What to work on: Please print the whole of the listing that follows exactly.

• • •

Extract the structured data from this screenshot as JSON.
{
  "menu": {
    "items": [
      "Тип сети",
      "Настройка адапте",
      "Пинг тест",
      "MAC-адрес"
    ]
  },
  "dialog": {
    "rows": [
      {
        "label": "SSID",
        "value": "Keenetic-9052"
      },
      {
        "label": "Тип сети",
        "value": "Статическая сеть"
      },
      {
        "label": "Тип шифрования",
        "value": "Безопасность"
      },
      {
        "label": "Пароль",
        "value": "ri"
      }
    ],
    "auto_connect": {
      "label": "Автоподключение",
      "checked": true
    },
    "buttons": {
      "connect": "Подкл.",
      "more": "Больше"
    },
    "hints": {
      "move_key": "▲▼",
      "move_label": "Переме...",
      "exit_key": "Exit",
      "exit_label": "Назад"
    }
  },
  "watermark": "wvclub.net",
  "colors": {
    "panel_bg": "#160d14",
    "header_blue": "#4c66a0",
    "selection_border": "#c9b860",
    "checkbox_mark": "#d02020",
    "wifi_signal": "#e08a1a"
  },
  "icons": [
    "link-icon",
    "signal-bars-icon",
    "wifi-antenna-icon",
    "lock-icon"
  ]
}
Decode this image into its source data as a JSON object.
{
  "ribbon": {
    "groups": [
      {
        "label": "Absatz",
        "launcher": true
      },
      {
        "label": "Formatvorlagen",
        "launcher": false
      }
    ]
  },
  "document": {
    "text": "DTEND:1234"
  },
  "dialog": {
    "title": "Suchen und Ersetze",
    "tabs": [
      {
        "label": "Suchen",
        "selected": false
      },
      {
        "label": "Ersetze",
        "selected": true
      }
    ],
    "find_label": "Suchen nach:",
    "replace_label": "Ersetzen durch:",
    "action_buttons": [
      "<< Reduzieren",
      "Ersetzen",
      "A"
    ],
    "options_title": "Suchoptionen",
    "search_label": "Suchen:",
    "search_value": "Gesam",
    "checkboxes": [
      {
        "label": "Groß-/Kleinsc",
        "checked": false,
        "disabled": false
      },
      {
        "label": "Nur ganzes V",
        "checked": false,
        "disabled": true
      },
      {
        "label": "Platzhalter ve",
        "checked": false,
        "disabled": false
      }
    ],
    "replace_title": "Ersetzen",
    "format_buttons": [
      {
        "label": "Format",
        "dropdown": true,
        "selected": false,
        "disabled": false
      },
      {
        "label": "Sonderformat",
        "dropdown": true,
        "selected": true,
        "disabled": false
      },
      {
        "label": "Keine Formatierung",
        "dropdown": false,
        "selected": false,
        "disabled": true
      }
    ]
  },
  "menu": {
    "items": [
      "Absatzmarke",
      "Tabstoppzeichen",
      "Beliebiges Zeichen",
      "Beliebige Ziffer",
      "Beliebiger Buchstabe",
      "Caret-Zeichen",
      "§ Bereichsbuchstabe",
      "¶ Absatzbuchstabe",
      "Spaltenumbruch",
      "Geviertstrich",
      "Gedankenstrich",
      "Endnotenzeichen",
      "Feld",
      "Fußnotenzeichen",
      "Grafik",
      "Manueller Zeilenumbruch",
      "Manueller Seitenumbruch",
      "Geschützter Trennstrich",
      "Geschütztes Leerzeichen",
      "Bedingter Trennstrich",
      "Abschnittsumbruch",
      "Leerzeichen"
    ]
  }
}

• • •

Answer to the exercise:
Extract the structured data from this screenshot as JSON.
{
  "menu": {
    "items": [
      "Тип сети",
      "Настройка адапте",
      "Пинг тест",
      "MAC-адрес"
    ]
  },
  "dialog": {
    "rows": [
      {
        "label": "SSID",
        "value": "Keenetic-9052"
      },
      {
        "label": "Тип сети",
        "value": "Статическая сеть"
      },
      {
        "label": "Тип шифрования",
        "value": "Безопасность"
      },
      {
        "label": "Пароль",
        "value": "ri"
      }
    ],
    "auto_connect": {
      "label": "Автоподключение",
      "checked": true
    },
    "buttons": {
      "connect": "Подкл.",
      "more": "Больше"
    },
    "hints": {
      "move_key": "▲▼",
      "move_label": "Переме...",
      "exit_key": "Exit",
      "exit_label": "Назад"
    }
  },
  "watermark": "wvclub.net",
  "colors": {
    "panel_bg": "#160d14",
    "header_blue": "#4c66a0",
    "selection_border": "#c9b860",
    "checkbox_mark": "#d02020",
    "wifi_signal": "#e08a1a"
  },
  "icons": [
    "link-icon",
    "signal-bars-icon",
    "wifi-antenna-icon",
    "lock-icon"
  ]
}
Decode this image into its source data as a JSON object.
{
  "ribbon": {
    "groups": [
      {
        "label": "Absatz",
        "launcher": true
      },
      {
        "label": "Formatvorlagen",
        "launcher": false
      }
    ]
  },
  "document": {
    "text": "DTEND:1234"
  },
  "dialog": {
    "title": "Suchen und Ersetze",
    "tabs": [
      {
        "label": "Suchen",
        "selected": false
      },
      {
        "label": "Ersetze",
        "selected": true
      }
    ],
    "find_label": "Suchen nach:",
    "replace_label": "Ersetzen durch:",
    "action_buttons": [
      "<< Reduzieren",
      "Ersetzen",
      "A"
    ],
    "options_title": "Suchoptionen",
    "search_label": "Suchen:",
    "search_value": "Gesam",
    "checkboxes": [
      {
        "label": "Groß-/Kleinsc",
        "checked": false,
        "disabled": false
      },
      {
        "label": "Nur ganzes V",
        "checked": false,
        "disabled": true
      },
      {
        "label": "Platzhalter ve",
        "checked": false,
        "disabled": false
      }
    ],
    "replace_title": "Ersetzen",
    "format_buttons": [
      {
        "label": "Format",
        "dropdown": true,
        "selected": false,
        "disabled": false
      },
      {
        "label": "Sonderformat",
        "dropdown": true,
        "selected": true,
        "disabled": false
      },
      {
        "label": "Keine Formatierung",
        "dropdown": false,
        "selected": false,
        "disabled": true
      }
    ]
  },
  "menu": {
    "items": [
      "Absatzmarke",
      "Tabstoppzeichen",
      "Beliebiges Zeichen",
      "Beliebige Ziffer",
      "Beliebiger Buchstabe",
      "Caret-Zeichen",
      "§ Bereichsbuchstabe",
      "¶ Absatzbuchstabe",
      "Spaltenumbruch",
      "Geviertstrich",
      "Gedankenstrich",
      "Endnotenzeichen",
      "Feld",
      "Fußnotenzeichen",
      "Grafik",
      "Manueller Zeilenumbruch",
      "Manueller Seitenumbruch",
      "Geschützter Trennstrich",
      "Geschütztes Leerzeichen",
      "Bedingter Trennstrich",
      "Abschnittsumbruch",
      "Leerzeichen"
    ]
  }
}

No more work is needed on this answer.